* **What to do**: Gather all lines in the entries below that include the word "rows".

─── Provided records ───

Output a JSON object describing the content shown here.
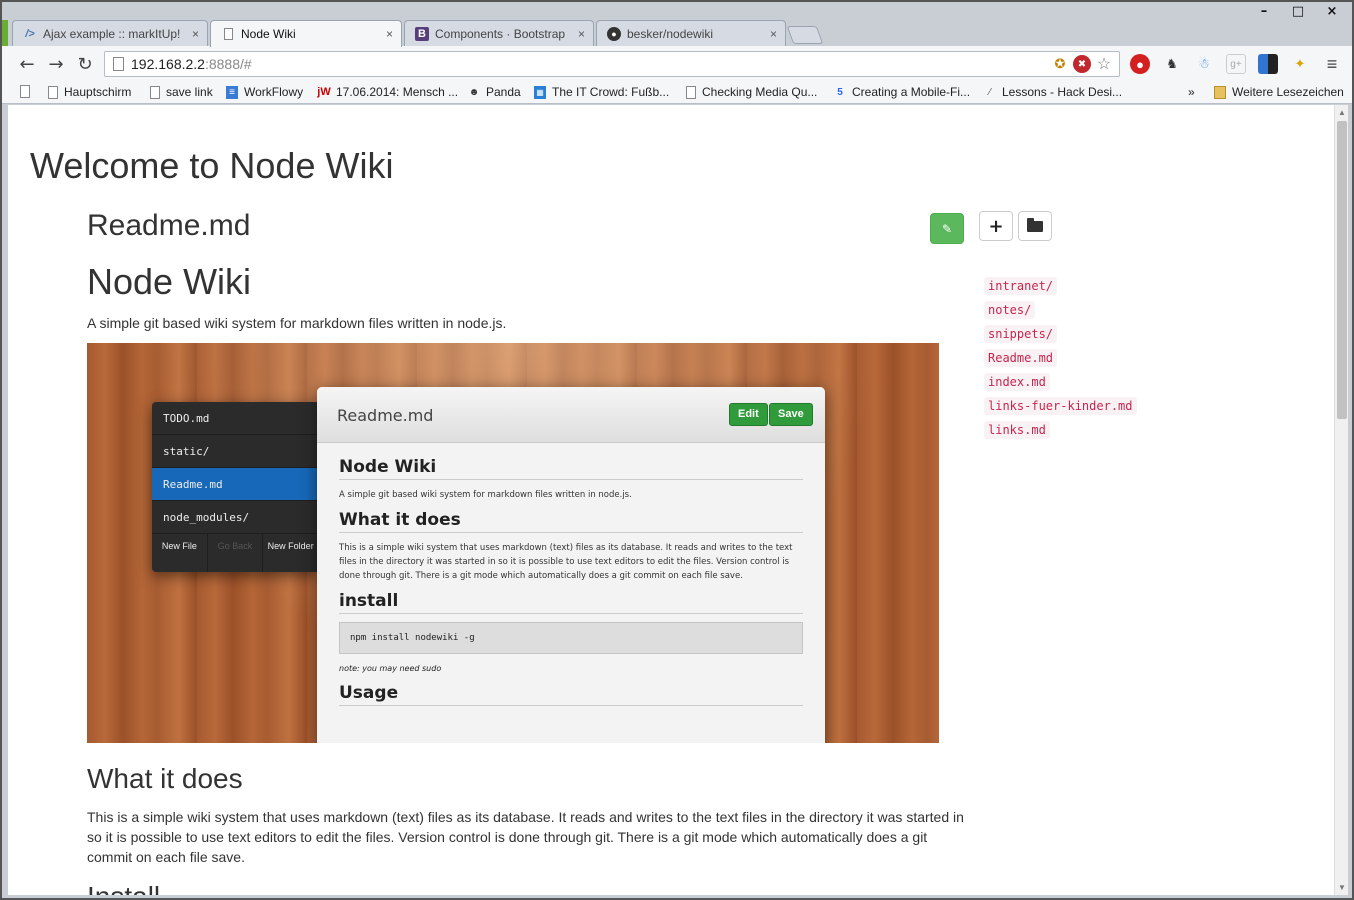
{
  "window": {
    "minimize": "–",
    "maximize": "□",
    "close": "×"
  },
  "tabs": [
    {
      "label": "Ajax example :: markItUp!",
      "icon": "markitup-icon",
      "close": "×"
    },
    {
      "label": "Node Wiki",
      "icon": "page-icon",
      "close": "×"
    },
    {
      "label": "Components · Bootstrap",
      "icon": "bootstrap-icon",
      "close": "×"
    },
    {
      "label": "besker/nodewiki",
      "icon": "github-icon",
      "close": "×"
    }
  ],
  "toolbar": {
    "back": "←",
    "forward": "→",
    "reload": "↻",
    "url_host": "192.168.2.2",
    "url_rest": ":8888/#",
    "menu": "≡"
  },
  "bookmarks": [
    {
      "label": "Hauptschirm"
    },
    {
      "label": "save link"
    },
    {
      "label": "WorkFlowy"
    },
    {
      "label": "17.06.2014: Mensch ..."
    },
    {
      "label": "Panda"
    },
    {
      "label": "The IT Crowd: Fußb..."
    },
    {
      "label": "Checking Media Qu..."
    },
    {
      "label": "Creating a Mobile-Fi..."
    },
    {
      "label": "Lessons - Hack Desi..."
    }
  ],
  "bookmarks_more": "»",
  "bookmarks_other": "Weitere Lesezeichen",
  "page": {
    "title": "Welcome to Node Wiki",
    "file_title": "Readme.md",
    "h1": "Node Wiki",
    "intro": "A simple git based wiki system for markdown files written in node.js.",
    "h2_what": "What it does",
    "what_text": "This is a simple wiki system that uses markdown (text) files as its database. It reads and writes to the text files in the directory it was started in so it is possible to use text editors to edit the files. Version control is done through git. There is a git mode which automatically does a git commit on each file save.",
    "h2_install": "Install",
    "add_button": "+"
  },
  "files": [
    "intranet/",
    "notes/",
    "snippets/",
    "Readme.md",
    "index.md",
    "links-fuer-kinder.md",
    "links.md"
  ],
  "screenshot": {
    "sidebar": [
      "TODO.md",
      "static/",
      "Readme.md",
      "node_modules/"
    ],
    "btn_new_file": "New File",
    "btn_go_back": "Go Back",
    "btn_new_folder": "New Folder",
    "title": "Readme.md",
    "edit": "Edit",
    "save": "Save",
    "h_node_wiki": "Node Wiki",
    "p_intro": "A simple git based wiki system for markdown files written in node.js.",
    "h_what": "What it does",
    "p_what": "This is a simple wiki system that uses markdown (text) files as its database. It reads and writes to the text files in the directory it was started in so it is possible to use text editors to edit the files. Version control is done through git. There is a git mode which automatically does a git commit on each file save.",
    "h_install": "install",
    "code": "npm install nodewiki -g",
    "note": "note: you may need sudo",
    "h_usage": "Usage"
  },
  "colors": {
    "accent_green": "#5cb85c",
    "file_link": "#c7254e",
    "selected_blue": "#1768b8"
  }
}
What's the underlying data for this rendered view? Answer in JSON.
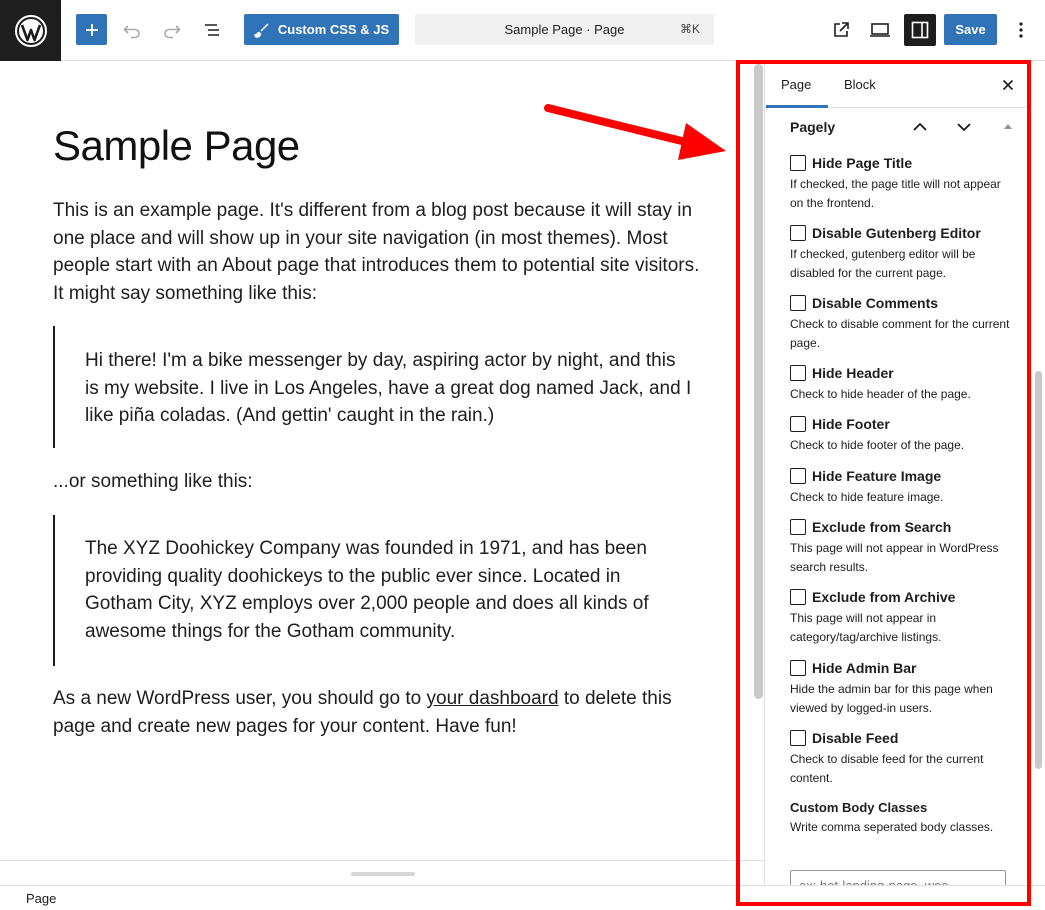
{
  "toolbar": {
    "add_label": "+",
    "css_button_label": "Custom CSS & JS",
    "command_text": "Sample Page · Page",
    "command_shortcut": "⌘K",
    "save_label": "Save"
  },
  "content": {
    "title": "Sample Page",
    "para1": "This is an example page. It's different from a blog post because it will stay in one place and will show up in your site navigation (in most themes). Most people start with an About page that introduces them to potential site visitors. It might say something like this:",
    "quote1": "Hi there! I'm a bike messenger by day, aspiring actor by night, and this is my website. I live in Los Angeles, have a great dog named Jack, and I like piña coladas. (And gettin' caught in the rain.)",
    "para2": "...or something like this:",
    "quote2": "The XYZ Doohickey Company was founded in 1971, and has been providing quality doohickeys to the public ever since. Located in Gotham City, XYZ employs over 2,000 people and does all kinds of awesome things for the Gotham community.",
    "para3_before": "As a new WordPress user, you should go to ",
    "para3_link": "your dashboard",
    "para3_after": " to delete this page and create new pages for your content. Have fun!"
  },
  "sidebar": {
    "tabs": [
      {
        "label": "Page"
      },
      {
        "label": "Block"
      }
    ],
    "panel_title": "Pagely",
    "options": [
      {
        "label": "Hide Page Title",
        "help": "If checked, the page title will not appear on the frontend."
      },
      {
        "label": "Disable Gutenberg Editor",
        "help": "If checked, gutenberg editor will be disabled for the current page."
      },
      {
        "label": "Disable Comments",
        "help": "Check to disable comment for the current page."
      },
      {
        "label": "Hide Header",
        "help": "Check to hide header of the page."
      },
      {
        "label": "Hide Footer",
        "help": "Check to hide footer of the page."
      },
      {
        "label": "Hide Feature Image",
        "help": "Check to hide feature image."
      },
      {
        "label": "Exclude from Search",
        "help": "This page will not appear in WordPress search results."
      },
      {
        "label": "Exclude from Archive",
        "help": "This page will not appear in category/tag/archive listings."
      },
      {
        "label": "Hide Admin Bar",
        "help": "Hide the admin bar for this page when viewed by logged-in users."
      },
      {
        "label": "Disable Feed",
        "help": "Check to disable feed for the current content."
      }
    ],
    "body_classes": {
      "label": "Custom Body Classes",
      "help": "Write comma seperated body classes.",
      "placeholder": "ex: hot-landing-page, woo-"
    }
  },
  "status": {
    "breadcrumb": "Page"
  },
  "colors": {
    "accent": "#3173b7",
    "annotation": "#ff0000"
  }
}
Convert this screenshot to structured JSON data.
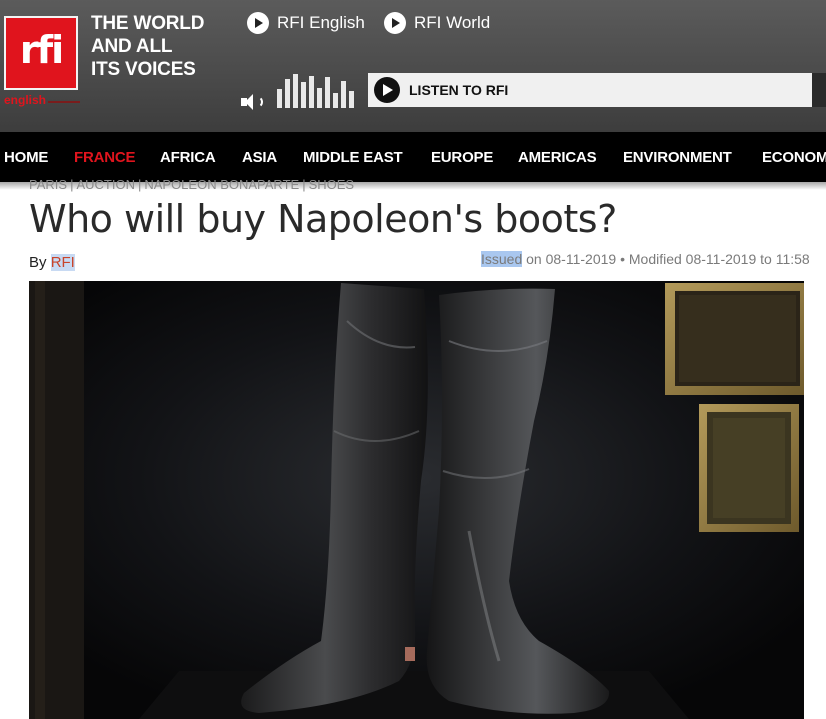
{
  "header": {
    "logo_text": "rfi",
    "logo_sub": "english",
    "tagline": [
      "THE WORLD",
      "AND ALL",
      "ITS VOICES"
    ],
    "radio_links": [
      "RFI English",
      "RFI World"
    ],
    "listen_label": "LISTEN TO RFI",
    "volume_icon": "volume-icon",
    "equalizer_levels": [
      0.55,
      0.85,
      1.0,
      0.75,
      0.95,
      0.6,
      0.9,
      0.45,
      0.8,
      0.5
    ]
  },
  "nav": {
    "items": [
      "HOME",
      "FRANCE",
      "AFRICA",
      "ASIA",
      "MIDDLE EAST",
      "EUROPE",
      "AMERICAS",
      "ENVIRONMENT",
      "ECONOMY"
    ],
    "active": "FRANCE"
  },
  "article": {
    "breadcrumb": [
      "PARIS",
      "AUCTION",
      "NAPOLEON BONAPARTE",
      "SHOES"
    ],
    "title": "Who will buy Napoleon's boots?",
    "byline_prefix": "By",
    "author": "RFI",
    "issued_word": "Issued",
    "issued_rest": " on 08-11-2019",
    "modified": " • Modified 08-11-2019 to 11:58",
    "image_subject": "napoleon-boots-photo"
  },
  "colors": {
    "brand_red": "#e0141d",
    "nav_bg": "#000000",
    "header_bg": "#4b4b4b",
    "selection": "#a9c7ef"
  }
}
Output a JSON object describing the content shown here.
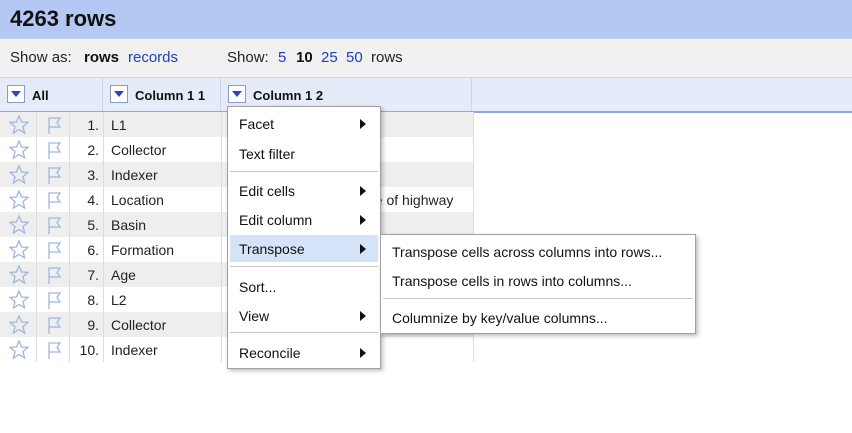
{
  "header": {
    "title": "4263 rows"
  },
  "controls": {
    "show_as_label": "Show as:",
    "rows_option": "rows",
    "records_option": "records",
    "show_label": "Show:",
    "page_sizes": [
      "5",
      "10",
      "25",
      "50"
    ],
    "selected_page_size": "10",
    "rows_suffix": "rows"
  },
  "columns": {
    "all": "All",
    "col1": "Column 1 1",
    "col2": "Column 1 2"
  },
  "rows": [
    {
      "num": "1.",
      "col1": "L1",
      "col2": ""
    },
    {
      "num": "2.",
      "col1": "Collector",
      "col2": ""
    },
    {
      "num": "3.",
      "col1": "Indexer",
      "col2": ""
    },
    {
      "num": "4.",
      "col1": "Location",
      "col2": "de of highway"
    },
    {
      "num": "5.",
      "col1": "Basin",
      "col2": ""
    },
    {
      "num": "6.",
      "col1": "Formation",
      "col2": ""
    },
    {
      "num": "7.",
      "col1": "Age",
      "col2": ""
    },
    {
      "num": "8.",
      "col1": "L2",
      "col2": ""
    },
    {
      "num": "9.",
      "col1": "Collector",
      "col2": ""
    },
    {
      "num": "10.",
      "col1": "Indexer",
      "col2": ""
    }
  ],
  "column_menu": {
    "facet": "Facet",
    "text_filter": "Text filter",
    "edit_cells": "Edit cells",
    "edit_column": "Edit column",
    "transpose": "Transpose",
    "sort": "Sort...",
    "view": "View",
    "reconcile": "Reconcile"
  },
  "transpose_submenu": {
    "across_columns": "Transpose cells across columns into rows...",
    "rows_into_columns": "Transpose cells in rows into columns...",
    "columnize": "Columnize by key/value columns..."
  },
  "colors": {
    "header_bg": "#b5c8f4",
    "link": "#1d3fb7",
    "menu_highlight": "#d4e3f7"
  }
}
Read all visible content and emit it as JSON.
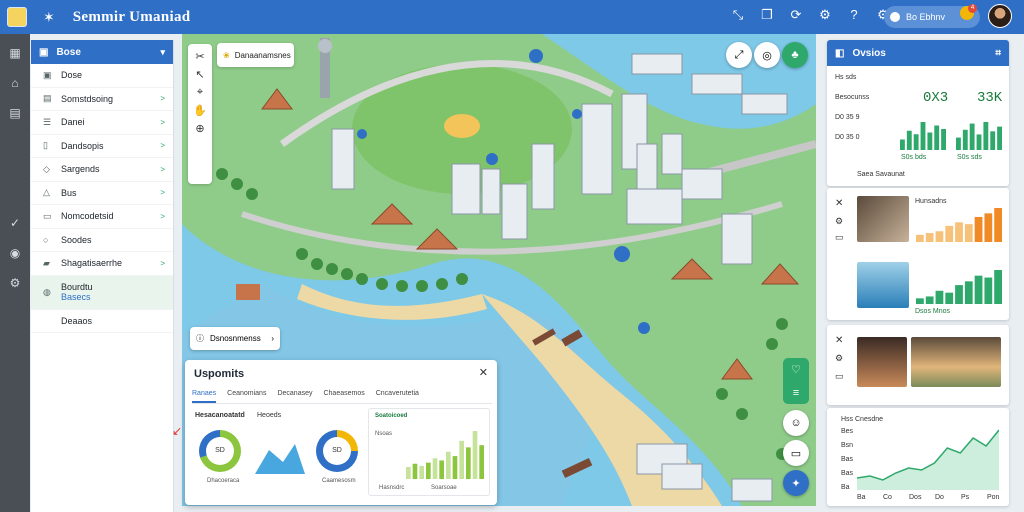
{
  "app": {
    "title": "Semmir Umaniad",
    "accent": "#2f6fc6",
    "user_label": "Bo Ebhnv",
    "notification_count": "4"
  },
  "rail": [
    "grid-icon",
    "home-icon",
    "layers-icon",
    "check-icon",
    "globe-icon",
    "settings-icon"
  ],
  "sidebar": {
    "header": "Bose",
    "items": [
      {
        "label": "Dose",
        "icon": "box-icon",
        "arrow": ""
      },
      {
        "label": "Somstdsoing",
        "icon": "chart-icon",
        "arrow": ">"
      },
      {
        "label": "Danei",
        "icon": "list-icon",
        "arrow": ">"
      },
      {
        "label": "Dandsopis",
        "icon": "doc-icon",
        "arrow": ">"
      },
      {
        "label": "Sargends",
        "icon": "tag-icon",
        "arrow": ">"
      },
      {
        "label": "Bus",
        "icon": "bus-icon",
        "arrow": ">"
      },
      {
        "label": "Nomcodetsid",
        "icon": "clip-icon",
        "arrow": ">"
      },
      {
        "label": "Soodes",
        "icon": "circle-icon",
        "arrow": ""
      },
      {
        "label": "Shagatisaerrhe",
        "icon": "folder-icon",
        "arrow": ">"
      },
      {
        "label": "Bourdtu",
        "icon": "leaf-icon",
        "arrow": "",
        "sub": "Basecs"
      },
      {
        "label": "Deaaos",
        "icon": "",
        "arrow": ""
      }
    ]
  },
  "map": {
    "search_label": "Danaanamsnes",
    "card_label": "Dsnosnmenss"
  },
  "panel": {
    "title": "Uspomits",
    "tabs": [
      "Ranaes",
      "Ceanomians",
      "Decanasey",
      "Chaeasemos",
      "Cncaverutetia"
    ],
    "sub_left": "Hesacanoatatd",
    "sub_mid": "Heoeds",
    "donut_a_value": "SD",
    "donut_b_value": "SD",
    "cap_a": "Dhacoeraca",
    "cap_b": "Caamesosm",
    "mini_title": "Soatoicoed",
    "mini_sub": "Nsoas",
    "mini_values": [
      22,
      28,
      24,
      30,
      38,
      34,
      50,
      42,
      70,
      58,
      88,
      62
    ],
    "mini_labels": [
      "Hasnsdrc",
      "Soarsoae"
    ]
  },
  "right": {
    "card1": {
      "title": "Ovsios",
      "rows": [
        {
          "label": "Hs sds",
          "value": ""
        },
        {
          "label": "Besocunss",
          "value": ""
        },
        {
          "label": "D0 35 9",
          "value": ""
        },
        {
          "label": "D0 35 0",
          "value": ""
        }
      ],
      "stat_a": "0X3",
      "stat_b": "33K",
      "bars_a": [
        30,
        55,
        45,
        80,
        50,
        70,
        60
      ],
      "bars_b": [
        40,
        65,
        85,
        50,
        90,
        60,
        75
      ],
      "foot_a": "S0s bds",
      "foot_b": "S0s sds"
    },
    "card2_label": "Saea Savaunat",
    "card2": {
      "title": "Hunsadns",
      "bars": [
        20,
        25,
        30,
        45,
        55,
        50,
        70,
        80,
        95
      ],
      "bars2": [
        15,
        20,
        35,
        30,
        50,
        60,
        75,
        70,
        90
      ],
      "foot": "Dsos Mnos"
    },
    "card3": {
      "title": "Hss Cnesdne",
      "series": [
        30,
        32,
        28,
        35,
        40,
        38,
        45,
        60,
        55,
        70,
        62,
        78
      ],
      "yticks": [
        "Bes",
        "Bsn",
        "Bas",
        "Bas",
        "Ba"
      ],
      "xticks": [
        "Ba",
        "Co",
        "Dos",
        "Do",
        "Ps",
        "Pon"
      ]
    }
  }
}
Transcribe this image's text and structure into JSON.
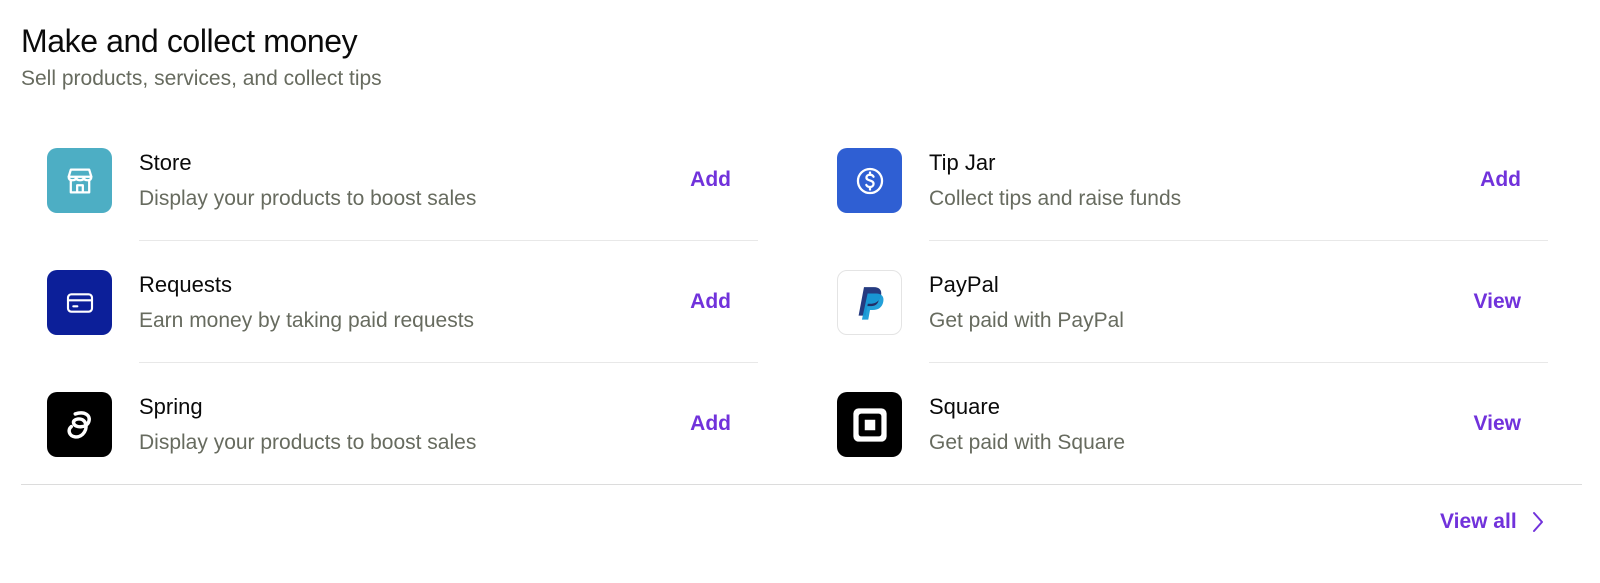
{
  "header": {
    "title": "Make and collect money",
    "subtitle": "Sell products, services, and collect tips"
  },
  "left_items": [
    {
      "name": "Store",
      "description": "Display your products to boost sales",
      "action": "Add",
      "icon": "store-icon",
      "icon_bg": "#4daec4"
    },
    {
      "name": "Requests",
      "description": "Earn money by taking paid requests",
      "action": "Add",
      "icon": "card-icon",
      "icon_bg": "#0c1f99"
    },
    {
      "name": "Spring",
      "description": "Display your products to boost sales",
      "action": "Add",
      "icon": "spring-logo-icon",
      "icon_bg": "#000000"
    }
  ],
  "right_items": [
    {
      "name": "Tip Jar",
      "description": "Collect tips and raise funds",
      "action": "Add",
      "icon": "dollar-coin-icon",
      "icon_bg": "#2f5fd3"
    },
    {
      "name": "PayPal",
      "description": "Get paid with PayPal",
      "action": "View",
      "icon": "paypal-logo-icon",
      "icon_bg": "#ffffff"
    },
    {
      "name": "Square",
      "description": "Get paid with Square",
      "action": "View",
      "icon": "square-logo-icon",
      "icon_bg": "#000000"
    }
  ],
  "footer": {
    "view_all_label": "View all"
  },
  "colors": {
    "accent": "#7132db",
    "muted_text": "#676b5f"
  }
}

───

* **Answer to this task**:
    "title": "4263 rows"
    "rows_option": "rows",
    "rows_suffix": "rows"
  "rows": [
    "across_columns": "Transpose cells across columns into rows...",
    "rows_into_columns": "Transpose cells in rows into columns...",
      "rows": [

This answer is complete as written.